Raw data ▸
┄┄┄┄┄┄┄┄┄┄┄┄┄┄┄┄┄┄┄┄

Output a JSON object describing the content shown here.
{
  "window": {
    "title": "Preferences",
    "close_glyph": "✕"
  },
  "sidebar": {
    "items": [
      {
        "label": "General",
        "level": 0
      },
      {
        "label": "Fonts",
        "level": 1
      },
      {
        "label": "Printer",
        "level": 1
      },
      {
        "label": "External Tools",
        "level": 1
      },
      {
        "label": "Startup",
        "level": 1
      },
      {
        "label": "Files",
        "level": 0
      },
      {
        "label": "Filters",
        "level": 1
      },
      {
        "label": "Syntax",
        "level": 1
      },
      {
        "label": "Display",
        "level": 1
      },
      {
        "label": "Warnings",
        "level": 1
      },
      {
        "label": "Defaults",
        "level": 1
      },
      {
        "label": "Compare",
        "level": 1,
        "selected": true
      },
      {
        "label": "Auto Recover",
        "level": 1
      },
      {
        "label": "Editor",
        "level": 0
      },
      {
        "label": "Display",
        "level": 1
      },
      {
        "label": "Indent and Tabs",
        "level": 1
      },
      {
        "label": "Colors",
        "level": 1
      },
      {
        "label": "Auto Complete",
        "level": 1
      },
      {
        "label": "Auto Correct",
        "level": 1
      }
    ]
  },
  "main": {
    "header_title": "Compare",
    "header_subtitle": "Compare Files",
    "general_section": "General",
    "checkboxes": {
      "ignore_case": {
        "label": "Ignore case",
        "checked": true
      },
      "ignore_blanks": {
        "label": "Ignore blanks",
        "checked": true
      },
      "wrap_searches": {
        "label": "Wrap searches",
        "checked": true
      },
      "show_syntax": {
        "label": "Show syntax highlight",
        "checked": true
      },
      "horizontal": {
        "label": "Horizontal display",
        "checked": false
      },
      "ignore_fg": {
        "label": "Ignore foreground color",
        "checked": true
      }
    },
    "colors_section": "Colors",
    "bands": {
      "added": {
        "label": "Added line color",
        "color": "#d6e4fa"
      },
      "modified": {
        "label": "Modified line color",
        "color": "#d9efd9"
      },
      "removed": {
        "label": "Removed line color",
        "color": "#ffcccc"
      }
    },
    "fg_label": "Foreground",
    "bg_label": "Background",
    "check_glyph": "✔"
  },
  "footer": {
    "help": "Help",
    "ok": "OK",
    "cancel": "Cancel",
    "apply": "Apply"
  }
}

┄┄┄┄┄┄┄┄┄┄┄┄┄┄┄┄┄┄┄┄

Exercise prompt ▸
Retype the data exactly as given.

Response ▸
Output a JSON object describing the content shown here.
{
  "window": {
    "title": "Preferences",
    "close_glyph": "✕"
  },
  "sidebar": {
    "items": [
      {
        "label": "General",
        "level": 0
      },
      {
        "label": "Fonts",
        "level": 1
      },
      {
        "label": "Printer",
        "level": 1
      },
      {
        "label": "External Tools",
        "level": 1
      },
      {
        "label": "Startup",
        "level": 1
      },
      {
        "label": "Files",
        "level": 0
      },
      {
        "label": "Filters",
        "level": 1
      },
      {
        "label": "Syntax",
        "level": 1
      },
      {
        "label": "Display",
        "level": 1
      },
      {
        "label": "Warnings",
        "level": 1
      },
      {
        "label": "Defaults",
        "level": 1
      },
      {
        "label": "Compare",
        "level": 1,
        "selected": true
      },
      {
        "label": "Auto Recover",
        "level": 1
      },
      {
        "label": "Editor",
        "level": 0
      },
      {
        "label": "Display",
        "level": 1
      },
      {
        "label": "Indent and Tabs",
        "level": 1
      },
      {
        "label": "Colors",
        "level": 1
      },
      {
        "label": "Auto Complete",
        "level": 1
      },
      {
        "label": "Auto Correct",
        "level": 1
      }
    ]
  },
  "main": {
    "header_title": "Compare",
    "header_subtitle": "Compare Files",
    "general_section": "General",
    "checkboxes": {
      "ignore_case": {
        "label": "Ignore case",
        "checked": true
      },
      "ignore_blanks": {
        "label": "Ignore blanks",
        "checked": true
      },
      "wrap_searches": {
        "label": "Wrap searches",
        "checked": true
      },
      "show_syntax": {
        "label": "Show syntax highlight",
        "checked": true
      },
      "horizontal": {
        "label": "Horizontal display",
        "checked": false
      },
      "ignore_fg": {
        "label": "Ignore foreground color",
        "checked": true
      }
    },
    "colors_section": "Colors",
    "bands": {
      "added": {
        "label": "Added line color",
        "color": "#d6e4fa"
      },
      "modified": {
        "label": "Modified line color",
        "color": "#d9efd9"
      },
      "removed": {
        "label": "Removed line color",
        "color": "#ffcccc"
      }
    },
    "fg_label": "Foreground",
    "bg_label": "Background",
    "check_glyph": "✔"
  },
  "footer": {
    "help": "Help",
    "ok": "OK",
    "cancel": "Cancel",
    "apply": "Apply"
  }
}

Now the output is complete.